[[ Source data, beginning ]]

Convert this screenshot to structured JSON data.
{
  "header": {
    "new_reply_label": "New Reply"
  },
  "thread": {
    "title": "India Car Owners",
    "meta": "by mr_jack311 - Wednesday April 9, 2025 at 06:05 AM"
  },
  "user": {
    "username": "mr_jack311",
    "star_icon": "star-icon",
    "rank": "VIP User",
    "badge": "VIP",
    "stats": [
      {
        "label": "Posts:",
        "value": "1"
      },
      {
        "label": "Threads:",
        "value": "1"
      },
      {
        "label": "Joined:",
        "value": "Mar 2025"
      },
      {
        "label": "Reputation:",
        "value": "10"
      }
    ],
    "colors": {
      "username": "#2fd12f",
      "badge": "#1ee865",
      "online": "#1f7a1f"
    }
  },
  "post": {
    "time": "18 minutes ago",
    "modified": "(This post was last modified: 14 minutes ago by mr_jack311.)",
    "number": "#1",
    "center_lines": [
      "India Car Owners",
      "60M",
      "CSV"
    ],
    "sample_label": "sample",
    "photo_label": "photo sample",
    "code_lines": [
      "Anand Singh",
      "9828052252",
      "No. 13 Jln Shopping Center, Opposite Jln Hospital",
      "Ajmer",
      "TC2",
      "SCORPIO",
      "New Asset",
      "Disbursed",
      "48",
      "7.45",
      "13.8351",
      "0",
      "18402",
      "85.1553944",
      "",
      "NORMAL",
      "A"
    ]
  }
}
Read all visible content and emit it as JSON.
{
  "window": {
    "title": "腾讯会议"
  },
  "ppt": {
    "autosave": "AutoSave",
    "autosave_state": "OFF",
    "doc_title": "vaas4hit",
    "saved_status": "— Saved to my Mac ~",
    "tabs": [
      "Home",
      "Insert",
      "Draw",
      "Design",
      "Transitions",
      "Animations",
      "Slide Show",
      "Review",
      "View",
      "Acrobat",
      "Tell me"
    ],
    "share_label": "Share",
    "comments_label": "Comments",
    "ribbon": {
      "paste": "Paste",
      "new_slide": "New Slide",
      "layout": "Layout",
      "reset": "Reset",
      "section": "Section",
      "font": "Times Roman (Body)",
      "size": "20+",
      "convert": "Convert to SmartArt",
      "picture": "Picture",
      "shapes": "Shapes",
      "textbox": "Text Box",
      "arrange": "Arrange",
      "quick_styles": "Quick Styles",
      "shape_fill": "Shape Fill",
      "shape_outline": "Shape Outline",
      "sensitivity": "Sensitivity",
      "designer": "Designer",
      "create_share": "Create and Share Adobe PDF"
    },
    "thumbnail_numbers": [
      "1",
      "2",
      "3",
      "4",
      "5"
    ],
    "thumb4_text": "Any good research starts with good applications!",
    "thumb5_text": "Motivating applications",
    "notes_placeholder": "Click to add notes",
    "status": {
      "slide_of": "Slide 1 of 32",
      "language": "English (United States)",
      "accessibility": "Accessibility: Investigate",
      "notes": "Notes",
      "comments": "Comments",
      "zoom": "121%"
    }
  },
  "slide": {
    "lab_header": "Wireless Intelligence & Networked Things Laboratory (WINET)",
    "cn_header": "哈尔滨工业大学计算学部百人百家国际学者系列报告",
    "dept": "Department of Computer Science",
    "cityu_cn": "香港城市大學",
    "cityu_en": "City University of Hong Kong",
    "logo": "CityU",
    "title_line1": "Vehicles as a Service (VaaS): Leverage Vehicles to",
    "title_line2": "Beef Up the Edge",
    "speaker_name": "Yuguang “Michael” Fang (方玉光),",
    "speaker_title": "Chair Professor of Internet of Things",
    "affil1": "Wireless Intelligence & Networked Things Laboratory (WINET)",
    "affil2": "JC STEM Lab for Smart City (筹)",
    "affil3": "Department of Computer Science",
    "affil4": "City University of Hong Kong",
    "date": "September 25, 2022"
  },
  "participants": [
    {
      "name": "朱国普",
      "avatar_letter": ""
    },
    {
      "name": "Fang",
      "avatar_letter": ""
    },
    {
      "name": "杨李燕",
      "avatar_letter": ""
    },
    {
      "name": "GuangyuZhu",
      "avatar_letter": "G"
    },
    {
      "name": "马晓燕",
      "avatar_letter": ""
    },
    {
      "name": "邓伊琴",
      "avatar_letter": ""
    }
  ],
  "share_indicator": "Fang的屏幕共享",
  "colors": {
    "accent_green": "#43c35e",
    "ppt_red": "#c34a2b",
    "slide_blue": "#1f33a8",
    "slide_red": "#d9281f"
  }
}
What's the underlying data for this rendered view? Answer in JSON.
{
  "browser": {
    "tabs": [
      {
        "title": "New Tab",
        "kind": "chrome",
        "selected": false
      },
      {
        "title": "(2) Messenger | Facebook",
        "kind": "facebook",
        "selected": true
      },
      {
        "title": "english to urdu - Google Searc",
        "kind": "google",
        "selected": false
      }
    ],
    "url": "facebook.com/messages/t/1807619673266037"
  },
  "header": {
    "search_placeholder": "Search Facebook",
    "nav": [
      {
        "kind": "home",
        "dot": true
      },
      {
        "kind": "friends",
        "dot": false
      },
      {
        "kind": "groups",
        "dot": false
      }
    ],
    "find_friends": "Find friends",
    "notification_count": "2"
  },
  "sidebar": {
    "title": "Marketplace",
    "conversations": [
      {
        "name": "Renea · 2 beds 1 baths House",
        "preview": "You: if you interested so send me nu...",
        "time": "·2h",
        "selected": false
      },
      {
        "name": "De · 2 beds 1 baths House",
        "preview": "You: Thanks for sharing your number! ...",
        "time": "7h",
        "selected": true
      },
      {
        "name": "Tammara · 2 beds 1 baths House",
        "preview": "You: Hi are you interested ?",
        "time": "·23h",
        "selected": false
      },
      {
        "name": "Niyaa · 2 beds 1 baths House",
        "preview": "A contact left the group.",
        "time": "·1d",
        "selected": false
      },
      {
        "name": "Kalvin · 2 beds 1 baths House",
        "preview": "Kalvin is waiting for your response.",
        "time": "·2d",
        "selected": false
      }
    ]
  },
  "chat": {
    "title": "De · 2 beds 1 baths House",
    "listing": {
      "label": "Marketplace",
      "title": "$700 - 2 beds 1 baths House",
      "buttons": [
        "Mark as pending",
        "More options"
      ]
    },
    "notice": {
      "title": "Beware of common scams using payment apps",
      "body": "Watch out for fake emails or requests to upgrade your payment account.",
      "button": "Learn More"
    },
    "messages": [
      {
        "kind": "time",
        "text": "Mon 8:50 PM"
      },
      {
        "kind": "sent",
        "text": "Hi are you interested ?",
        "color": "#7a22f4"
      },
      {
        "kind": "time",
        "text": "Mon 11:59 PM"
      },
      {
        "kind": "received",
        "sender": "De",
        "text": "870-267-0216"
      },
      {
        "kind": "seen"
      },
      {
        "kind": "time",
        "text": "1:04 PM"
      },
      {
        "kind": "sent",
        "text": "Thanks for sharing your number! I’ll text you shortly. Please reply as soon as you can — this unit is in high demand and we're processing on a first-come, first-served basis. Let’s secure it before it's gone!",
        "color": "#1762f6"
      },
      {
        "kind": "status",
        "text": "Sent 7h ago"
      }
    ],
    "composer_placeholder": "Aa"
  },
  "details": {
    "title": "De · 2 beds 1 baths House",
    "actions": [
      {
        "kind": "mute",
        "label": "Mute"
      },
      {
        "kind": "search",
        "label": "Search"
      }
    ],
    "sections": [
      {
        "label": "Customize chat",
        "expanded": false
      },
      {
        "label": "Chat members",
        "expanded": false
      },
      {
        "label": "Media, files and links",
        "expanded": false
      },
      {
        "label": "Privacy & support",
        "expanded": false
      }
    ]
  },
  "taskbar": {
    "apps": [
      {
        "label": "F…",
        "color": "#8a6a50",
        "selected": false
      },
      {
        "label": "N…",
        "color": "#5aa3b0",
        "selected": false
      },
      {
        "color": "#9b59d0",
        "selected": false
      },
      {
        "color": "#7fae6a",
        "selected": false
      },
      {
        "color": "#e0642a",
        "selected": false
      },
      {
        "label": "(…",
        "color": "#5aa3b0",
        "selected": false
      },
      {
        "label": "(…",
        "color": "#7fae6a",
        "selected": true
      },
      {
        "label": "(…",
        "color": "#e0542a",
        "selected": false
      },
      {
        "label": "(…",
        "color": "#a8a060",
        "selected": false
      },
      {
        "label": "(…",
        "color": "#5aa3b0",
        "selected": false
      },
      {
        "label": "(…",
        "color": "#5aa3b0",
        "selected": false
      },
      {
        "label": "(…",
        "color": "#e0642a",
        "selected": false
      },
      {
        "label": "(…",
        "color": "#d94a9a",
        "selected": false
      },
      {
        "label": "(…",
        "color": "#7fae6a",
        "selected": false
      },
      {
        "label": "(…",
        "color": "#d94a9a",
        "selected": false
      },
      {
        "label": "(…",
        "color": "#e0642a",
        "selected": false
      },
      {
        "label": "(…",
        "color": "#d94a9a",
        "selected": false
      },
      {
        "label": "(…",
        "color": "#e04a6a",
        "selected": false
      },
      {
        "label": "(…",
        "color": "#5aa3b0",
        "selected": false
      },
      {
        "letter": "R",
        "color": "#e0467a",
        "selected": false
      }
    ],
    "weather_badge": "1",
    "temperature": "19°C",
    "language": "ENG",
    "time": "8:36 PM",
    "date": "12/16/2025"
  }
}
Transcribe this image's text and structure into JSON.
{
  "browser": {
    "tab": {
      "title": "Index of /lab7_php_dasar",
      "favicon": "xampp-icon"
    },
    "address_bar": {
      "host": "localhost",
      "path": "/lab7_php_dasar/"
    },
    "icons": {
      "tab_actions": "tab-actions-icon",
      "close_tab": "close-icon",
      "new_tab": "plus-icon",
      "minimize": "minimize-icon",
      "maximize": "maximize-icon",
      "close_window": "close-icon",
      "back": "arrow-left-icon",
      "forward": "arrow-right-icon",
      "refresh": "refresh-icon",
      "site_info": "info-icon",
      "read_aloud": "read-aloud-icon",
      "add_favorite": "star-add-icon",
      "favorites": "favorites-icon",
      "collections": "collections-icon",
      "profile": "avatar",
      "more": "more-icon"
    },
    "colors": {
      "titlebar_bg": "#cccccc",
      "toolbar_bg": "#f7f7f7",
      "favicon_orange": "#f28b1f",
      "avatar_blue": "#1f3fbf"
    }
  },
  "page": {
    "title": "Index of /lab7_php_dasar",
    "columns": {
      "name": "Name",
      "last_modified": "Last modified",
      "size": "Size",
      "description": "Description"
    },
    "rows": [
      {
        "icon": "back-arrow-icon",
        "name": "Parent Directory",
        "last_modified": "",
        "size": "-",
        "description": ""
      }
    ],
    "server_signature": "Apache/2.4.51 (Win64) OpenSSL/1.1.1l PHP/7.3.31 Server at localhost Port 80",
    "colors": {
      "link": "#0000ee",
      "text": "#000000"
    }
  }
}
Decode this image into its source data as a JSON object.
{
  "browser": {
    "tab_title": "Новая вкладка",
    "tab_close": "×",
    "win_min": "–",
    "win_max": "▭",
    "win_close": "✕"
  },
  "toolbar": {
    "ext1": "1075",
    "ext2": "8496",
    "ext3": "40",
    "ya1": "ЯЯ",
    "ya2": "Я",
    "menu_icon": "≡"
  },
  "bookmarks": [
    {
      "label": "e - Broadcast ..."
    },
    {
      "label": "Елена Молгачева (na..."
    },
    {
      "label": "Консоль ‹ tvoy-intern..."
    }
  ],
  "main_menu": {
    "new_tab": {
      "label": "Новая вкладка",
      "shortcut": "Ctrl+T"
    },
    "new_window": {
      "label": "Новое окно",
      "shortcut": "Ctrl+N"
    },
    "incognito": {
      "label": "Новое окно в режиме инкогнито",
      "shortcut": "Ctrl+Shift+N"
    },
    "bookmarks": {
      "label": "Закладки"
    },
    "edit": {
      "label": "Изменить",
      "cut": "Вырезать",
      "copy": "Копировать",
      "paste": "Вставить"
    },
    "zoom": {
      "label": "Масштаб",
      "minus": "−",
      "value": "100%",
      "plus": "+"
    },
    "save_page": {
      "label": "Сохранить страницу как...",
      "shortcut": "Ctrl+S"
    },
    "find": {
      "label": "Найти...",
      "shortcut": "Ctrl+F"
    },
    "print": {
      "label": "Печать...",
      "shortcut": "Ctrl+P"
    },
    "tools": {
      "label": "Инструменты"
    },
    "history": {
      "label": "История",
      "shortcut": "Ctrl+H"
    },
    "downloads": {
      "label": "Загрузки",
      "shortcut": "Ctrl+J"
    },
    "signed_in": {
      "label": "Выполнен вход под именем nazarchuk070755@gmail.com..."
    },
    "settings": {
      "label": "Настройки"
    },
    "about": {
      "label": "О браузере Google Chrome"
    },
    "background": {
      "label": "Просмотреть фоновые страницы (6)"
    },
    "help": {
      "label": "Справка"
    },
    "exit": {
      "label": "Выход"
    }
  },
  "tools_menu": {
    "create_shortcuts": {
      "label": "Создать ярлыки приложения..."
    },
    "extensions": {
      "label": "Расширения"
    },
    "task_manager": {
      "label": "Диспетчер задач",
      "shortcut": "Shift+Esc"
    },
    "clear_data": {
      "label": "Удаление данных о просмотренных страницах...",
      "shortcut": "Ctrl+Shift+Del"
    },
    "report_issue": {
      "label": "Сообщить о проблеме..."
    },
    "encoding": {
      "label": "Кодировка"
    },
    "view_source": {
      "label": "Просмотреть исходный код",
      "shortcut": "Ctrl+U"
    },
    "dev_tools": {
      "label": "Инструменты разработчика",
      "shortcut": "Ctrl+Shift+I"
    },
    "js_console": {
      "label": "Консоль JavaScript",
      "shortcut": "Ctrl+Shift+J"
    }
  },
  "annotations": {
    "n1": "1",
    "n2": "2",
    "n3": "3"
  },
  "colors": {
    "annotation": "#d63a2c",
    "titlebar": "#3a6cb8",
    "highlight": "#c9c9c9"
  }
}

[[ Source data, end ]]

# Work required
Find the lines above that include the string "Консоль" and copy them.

# Answer below
      "label": "Консоль ‹ tvoy-intern..."
      "label": "Консоль JavaScript",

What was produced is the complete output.